  • Ensure appropriate clothing – the sling may add additional warmth, so layering is a good idea.
  • In cold weather there is a temptation to wrap up extra warm but this needs to be done with care. Too-warm babies are less likely to wake if their breathing slows. Don't be tempted to over-dress!! You can always add more layers over the top if babies really are cold.
  • Many people find baby leggings, gloves on strings, well fitting hats and tie-on warm booties to be especially helpful in the chill. Thin layering is key.
  • Read more about the risks of snowsuits here.
  • Don’t forget to ensure your baby doesn’t get too hot in the summer; protect your baby from sunburn and to keep well hydrated in warm weather.
  • An useful tip, if you dress your baby in a bodysuit with feet, is to choose a larger size than for ordinary wear, as the fabric will ride up a little with the sling and may squash tiny toes.
Keeping Safe in the ColdKeeping Safe in the Sun

Be alert at all times

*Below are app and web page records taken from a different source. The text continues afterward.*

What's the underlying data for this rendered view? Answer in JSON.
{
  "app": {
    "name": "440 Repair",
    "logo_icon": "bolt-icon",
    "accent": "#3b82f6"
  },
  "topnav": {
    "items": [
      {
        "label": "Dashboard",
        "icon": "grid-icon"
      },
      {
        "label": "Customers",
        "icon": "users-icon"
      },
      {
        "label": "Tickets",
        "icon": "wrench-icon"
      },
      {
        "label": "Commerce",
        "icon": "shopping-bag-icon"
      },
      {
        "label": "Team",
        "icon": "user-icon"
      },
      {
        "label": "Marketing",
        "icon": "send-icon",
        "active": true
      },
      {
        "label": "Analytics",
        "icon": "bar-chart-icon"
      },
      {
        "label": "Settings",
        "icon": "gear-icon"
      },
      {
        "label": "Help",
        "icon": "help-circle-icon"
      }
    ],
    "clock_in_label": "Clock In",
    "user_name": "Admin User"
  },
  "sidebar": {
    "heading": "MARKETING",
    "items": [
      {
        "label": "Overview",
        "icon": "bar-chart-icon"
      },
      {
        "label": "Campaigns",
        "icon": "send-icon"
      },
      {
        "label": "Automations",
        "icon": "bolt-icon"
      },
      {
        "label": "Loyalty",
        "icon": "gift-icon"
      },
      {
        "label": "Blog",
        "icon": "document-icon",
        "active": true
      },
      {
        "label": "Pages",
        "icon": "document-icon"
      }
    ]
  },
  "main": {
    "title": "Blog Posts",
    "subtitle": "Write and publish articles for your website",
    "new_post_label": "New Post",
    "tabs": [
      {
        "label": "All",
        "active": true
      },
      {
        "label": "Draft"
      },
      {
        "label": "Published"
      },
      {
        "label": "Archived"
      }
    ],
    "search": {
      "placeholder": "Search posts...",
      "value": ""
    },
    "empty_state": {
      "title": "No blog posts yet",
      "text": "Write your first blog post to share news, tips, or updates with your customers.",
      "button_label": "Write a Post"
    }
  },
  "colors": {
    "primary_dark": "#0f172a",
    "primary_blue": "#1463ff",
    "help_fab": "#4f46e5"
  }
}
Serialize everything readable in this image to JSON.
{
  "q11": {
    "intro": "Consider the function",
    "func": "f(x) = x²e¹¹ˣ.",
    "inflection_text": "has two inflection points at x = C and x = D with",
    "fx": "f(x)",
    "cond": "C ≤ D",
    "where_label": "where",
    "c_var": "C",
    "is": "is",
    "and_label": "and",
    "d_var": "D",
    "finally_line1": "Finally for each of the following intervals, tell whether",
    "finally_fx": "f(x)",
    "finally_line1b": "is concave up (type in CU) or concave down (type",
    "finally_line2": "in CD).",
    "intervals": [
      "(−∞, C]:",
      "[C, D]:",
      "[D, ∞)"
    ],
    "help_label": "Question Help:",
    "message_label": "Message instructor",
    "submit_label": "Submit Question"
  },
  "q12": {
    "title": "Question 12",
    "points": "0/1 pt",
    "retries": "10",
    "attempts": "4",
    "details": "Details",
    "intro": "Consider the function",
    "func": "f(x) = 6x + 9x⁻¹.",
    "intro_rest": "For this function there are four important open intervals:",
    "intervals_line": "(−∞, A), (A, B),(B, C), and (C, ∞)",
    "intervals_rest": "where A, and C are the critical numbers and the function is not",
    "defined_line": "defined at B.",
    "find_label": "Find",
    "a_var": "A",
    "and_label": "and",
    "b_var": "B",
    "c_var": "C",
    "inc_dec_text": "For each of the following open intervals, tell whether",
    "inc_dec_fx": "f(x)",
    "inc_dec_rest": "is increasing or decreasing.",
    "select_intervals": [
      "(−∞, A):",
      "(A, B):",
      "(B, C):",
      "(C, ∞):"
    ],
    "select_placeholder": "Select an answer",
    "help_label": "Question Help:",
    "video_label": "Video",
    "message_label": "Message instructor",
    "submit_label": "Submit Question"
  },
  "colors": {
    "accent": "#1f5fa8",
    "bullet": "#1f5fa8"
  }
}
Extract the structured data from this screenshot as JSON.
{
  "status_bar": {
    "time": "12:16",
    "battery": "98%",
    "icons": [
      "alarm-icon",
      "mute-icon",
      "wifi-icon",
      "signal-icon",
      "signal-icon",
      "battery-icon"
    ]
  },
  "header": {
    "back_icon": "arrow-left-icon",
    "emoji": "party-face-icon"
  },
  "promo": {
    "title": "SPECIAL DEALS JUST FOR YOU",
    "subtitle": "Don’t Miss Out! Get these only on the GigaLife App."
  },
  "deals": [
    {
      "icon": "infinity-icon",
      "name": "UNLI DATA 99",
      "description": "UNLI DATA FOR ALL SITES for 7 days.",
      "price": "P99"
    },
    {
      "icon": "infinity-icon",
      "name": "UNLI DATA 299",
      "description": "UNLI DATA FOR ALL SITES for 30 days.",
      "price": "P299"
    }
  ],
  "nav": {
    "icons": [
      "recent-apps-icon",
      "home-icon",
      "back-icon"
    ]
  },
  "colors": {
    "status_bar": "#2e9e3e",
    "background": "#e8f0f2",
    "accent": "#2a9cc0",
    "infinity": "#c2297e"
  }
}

  • It is important to be aware of your child at all times; if you feel something is different, check! Some people like to carry a small pocket mirror so they can check on children riding on the back.
  • It is wise to consider what physical activity you wish to do while babywearing; will it hinder your awareness of your child in the sling or hamper your ability to deal with any problems? Your baby will be at a height in the sling and may be able to reach for unexpected items – awareness and attention is vital.
  • Be very cautious when engaging in any form of exercise or dance with your baby in the carrier; many manufacturers do not recommend this, and there are risks with young babies and untrained class leaders. Read more about slings and exercise here.
  • Your sling is NOT a substitute for a car seat, and you should not sleep while carrying your baby.
  • Do not carry your baby facing out in a carrier before 3-4months, and avoid letting them sleep facing out. Be responsive to their needs and turn them back to face you when showing signs of weariness. Choose a carrier that will be comfortable for their spines.

Get help and support

There are many, many sling communities in the UK, sling consultants like myself who offer one to one sessions where you can look through the options and practice using a carrier safely, sling libraries with trained peer supporters where you can try out slings and get some advice, and sociable sling meets that will serve a “village” purpose for parents to share their growing knowledge/personal journeys and offer support. Don’t rely on books/pamphlets/the internet – be armed with education and take advantage of the experience you will find in your local resources.
If you are unsure, do find your local sling professional at the Sling Pages – we are always happy to help.